Putting my feet in the water with the little fish and watching a pelican take off. Lucky to have Jawbone Flora and Fauna Reserve so close to the city, thriving amongst the western suburbs. I was surprised when I first came across this place at the back of large houses as it seemed like a hidden national park. Its condition can be explained by the fact that the land was isolated from development for over 80 years because it was a coastal rifle range. Now the Jawbone Marine Sanctuary protects all kinds of marine life. There is a saltmarsh area that has the largest occurrence of mangroves in Port Phillip Bay. This sanctuary is part of the Country of the Boonwurrung people, and I acknowledge their elders here.
This collaborative soundscape composition eventuated through video calls and audio file exchange with experimental musician/composer/artist Rangga Purnama Aji (Yogyakarta, Indonesia). His artwork appears below and the resulting piece can be listened to on his youtube channel. As I let go of some of the timbres of rave and jungle that have informed my recent electronic music, I find renewal in collaborative projects such as this, and the sonic intersubjectivities these bring to the surface.
A month and a move. Changing suburb is like waking up. Like getting hurt, moving crab-like and sunning yourself in the heat of the day. Draw this, hear this taste this? The firemen are gardening today and the other morning fooling around on a segue. Planning is difficult when there is all this to look at and then the bustle down the road is bursting with vim. Markets beckon. Every day the firepeople test their gear at regular intervals, but moments become sonic details, a harried boxing object, the bounce-echo of basketball irregularly played, mostly male voices rising up together in a cry to their engines, water draining. They go out when the community calls. In the summer months, their community is needy and must be reassured as well as saved. Siren tests fold over sensor sounds and truck sirens. The trees squeak with the sirens today, the first thirty-eight degree day of summer. Winding windy.
I’ve made a piece recently that builds around two location recordings made with my phone — not something I usually do, but all I had on me at the time. One recording was from the waterfront in Thessaloniki, Greece and the other from the hinterland of south-eastern Queensland (Australia). The recording from Queensland contains different positions of a stream that were able to give distinct qualities of noise (as waterfalls are usually a white noise phenomenon).
I mixed into these a synthesiser riff and drum pattern at two intervals.

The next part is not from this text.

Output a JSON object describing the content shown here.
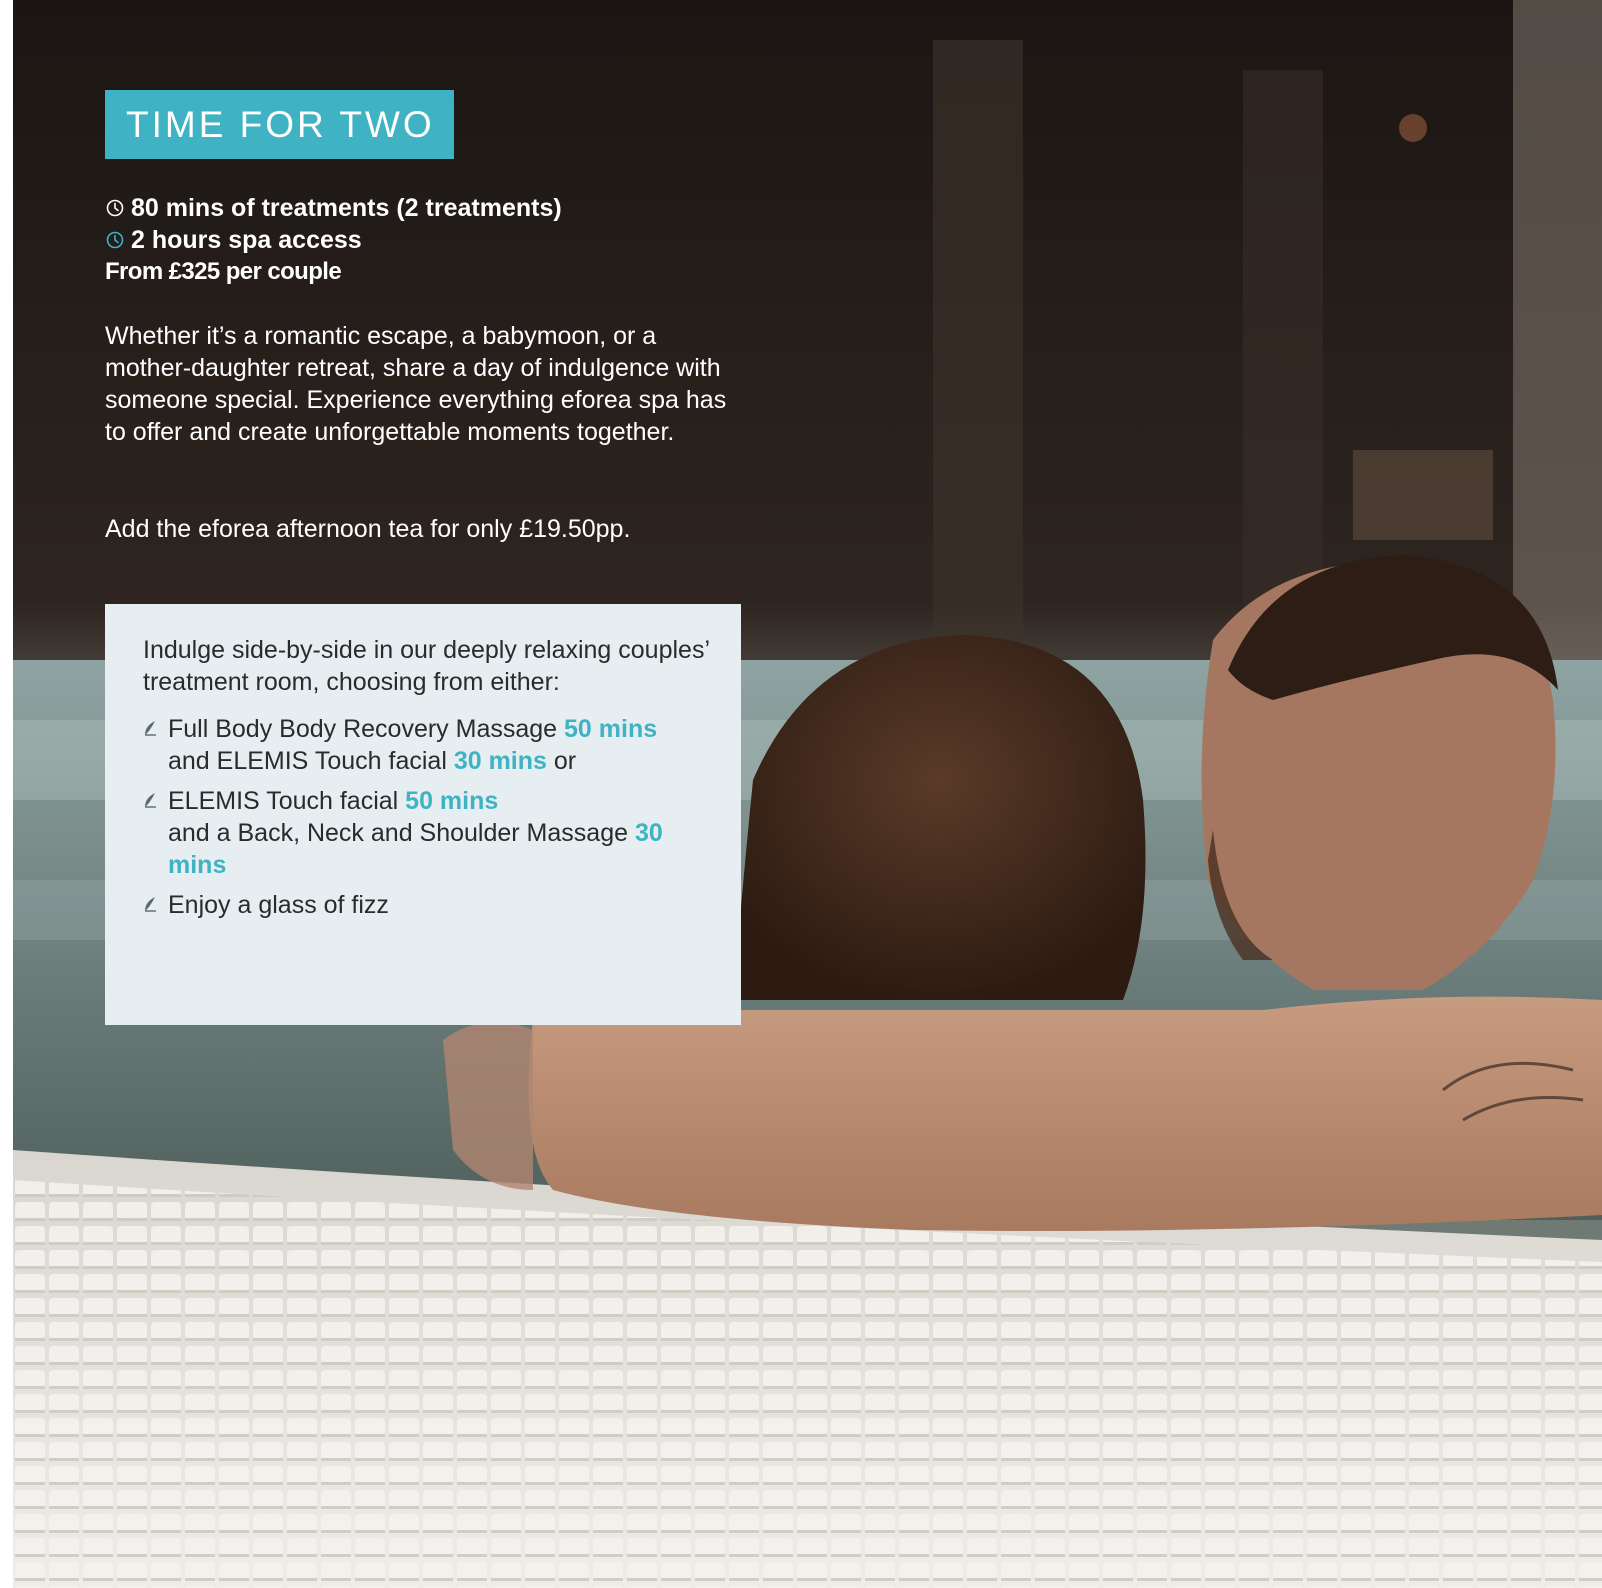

In the second half, the stream/waterfall is the timbral source for a rhythmic pattern editor. I composed rhythms that I mixed in with the original signal to varying degrees. There are moments when the water engulfs the rhythm. It’s a bit of an experiment, but I find the rhythmic shaping most engaging.
Listen to the piece, Burst.